The Pennsylvania Supreme Court struck down a portion of Act 13, the controversial 2012 update of the state’s oil and gas law, finding that the law violated the Pennsylvania Constitution. The court ruled that the law can’t force municipalities to zone to allow gas development activities that they determine would be harmful. The ruling also dealt with complaints that the law prevented doctors from following their duties to report medical findings.
Article I Section 27 of the Pennsylvania Constitution (the environmental rights clause) reads as follows:
The people have a right to clean air, pure water, and to the preservation of the natural, scenic, historic and esthetic values of the environment. Pennsylvania’s public natural resources are the common property of all the people, including generations yet to come. As trustee of these resources, the Commonwealth shall conserve and maintain them for the benefit of all the people.
The Court’s majority opinion states that:

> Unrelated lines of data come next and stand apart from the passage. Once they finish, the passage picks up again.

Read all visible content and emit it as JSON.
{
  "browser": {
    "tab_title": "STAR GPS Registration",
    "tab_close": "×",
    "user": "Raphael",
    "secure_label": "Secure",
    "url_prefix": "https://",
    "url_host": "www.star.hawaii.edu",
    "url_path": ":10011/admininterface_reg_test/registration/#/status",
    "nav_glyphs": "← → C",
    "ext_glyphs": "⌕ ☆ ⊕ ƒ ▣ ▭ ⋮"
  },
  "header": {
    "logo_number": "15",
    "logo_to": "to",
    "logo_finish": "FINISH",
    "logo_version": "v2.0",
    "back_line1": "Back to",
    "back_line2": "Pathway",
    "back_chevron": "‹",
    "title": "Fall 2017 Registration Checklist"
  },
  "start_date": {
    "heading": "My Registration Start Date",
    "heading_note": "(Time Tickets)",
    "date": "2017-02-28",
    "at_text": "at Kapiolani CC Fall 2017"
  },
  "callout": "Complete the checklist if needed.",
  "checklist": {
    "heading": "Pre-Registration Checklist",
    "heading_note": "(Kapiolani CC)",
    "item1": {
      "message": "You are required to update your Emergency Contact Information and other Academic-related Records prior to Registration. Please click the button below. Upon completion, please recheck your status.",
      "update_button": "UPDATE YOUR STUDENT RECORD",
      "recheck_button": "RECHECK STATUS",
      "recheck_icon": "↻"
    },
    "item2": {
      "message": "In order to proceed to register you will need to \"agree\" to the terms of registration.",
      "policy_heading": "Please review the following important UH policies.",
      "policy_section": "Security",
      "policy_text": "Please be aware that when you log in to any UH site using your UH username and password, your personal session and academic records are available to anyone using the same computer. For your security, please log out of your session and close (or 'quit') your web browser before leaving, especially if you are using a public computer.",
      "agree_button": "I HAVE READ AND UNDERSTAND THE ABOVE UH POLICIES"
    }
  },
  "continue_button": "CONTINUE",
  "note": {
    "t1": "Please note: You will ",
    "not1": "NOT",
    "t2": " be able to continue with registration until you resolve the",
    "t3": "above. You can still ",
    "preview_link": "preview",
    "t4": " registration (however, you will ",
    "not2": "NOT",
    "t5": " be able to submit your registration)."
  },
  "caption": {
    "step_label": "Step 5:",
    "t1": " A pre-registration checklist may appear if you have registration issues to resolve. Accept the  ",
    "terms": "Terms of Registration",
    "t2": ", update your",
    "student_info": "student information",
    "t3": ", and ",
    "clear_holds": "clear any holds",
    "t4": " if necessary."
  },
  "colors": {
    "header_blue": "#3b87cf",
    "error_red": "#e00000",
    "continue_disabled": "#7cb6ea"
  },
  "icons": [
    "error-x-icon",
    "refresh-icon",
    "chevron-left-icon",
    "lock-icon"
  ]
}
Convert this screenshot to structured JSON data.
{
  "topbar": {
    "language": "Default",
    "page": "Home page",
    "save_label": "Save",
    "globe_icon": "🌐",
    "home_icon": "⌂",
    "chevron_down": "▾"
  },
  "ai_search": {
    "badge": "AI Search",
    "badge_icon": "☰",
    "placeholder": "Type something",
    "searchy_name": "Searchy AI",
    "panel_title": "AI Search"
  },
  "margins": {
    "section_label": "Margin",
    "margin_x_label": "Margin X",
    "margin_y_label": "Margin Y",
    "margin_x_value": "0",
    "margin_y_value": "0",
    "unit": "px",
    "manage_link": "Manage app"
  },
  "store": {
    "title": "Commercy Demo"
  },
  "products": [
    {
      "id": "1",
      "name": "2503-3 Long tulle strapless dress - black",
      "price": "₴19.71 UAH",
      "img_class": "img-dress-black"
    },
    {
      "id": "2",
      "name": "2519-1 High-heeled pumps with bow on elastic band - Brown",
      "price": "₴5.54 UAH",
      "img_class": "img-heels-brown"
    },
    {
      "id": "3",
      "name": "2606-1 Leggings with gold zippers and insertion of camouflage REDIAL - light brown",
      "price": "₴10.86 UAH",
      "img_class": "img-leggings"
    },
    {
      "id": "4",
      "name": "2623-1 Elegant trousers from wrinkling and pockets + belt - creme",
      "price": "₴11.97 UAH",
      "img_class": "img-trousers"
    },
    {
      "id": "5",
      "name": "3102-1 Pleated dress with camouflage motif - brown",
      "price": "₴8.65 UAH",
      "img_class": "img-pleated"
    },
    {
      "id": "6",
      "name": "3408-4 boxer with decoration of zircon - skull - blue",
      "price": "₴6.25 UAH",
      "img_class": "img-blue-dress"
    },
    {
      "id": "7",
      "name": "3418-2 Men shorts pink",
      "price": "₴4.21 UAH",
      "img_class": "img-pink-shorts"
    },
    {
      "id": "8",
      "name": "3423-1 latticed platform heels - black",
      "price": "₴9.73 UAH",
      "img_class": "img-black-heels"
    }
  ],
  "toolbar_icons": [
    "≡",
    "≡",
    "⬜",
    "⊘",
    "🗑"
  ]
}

To describe this case simply as a zoning or agency discretion matter would not capture the essence of the parties’ fundamental dispute regarding Act 13. Rather, at its core, this dispute centers upon an asserted vindication of citizens’ rights to quality of life on their properties and in their hometowns, insofar as Act 13 threatens degradation of air and water, and of natural, scenic, and esthetic values of the environment, with attendant effects on health, safety, and the owners’ continued enjoyment of their private property. The citizens’ interests, as a result, implicate primarily rights and obligations under the Environmental Rights Amendment.